Polling suggests that three-quarters of the British public think the tactic should be banned, and the Prime Minister himself has called fire and rehire unacceptable.
Even Jacob Rees Mogg, the right-wing leader of the House of Commons, said in parliament that “employers threatening to fire and rehire as a negotiating tactic are doing something that is wrong and decent employers do not do”.
But while the government has condemned fire and rehire, it has maintained that businesses in financial difficulty can use it to save jobs. Paul Scully, Parliamentary Under Secretary of State in the Department for Business, Energy and Industrial Strategy, said in a debate in parliament that “businesses in real financial difficulty do need the flexibility to offer new terms and conditions to save as many jobs as they can”. This does not apply to JDE Peet’s, however, which expects 3 to 5 percent organic growth for 2021, and recorded €308 million in profit in 2020.
Members of the Banbury 300 spoke to VICE World News from the picket line outside the factory gates during their second 24-hour strike, on the 15th of May. They all asked to remain anonymous for fear of reprisals at work.
One worker, who had been at the factory for 21 years, said, “It’s a life changing reduction in annual wages. It’s devastating, I’m in a state of despair, to be honest. Basically, it’s a 20 percent cut in my annual salary, my pension has been destroyed and I’m changing from what was OK as a shift pattern to a crappy shift pattern.”
Another worker, who has been at the factory for 28 years, had been looking forward to retiring. Thanks to the changing contracts, they said, “I can’t retire for another ten to 15 years. That’s just been snatched away – there’s no chance now of taking it to 65 without any losses.
“We make soluble coffee, which is up due to Covid, but also it’s on a marked increase anyway. It’s just to cream as much profit as they can at the top for the very wealthy, and to hit the workers who actually make the products.”
A third worker said, “[I’m] disappointed to be treated like this. It’s a family firm for me – my wife works here. I’ve got a couple of cousins who work here, who are here today. My grandparents moved from Birmingham when this place opened 60 years ago, so I’ve got links to this place from the day it opened. So to be treated like this when my family has given so much to this [factory] in its various guises is disappointing.
“Everything I’ve been planning over the last five years, literally overnight has gone.
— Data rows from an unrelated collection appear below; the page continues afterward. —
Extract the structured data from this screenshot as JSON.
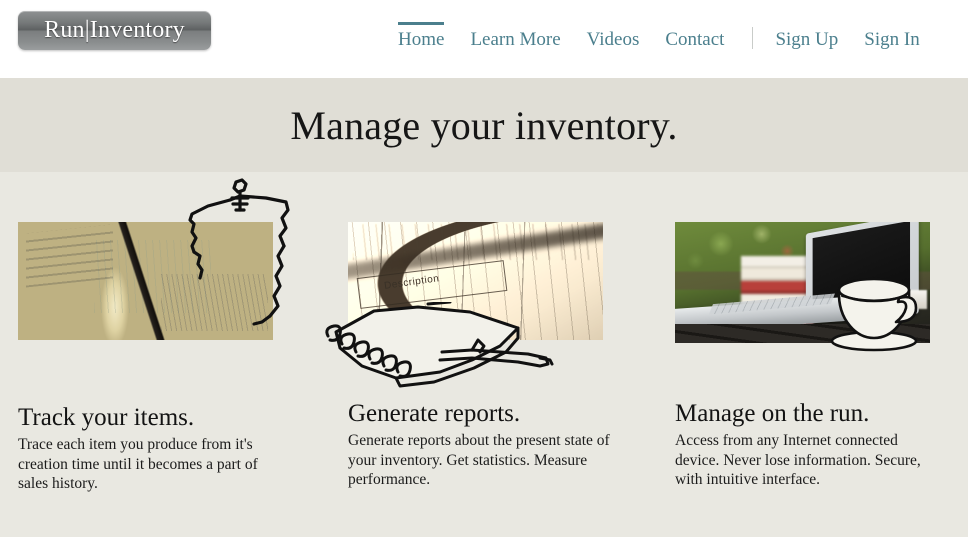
{
  "header": {
    "logo_text": "Run|Inventory",
    "nav": [
      {
        "label": "Home",
        "active": true
      },
      {
        "label": "Learn More",
        "active": false
      },
      {
        "label": "Videos",
        "active": false
      },
      {
        "label": "Contact",
        "active": false
      }
    ],
    "auth": [
      {
        "label": "Sign Up"
      },
      {
        "label": "Sign In"
      }
    ],
    "accent_color": "#4b7f8d",
    "background_color": "#ffffff"
  },
  "hero": {
    "title": "Manage your inventory.",
    "background_color": "#e0ded6",
    "text_color": "#161616"
  },
  "features": {
    "background_color": "#e9e8e1",
    "columns": [
      {
        "title": "Track your items.",
        "body": "Trace each item you produce from it's creation time until it becomes a part of sales history.",
        "photo_name": "laptop-with-notepad-and-books-photo",
        "sketch_name": "clipboard-sketch"
      },
      {
        "title": "Generate reports.",
        "body": "Generate reports about the present state of your inventory. Get statistics. Measure performance.",
        "photo_name": "report-form-with-magnifier-photo",
        "photo_label": "Description",
        "sketch_name": "spiral-notebook-and-pen-sketch"
      },
      {
        "title": "Manage on the run.",
        "body": "Access from any Internet connected device. Never lose information. Secure, with intuitive interface.",
        "photo_name": "laptop-outdoors-with-books-photo",
        "sketch_name": "coffee-cup-sketch"
      }
    ]
  }
}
I’ve now got to re-evaluate and re-jig my whole life basically to retire, not when I wanted to, [which was] hopefully earlier than 65. But the way things are going, will I be retiring at 65, 67 or 70?”
JDE told VICE World News that “there is an overwhelming need to reset Banbury manufacturing because it is not competitive compared to other factories. We have been talking to Unite and our associates since 2019 about resetting working practices that have not changed in decades. Our proposals do not include any redundancies and the current proposals see the majority gain financially with compensation for those who are financially impacted”.
Unite has claimed that JDE’s method of consulting workers with a series of aggressive one-on-one interviews amounts to intimidation. “Some workers, male and female, have been reduced to tears by bullying bosses,” said Unite. Numerous workers confirmed this to VICE World News.
A worker on the negotiating committee said, “Some of the ways the meetings were handled were disgraceful. The conduct of the management was shocking, to be quite honest. Some of the managers, the way they conducted themselves was fantastic, they showed empathy, showed compassion, but… you know, there are people’s lives changing. Some people are losing over £10,000 a year, but the way some of these management treated people, it was just like, ‘I don’t care.’”
JDE said, “We completely reject any allegations of intimidation. We have followed the appropriate legal process with planned individual consultations for impacted associates – all associates had the right to be accompanied by a representative if they wished.”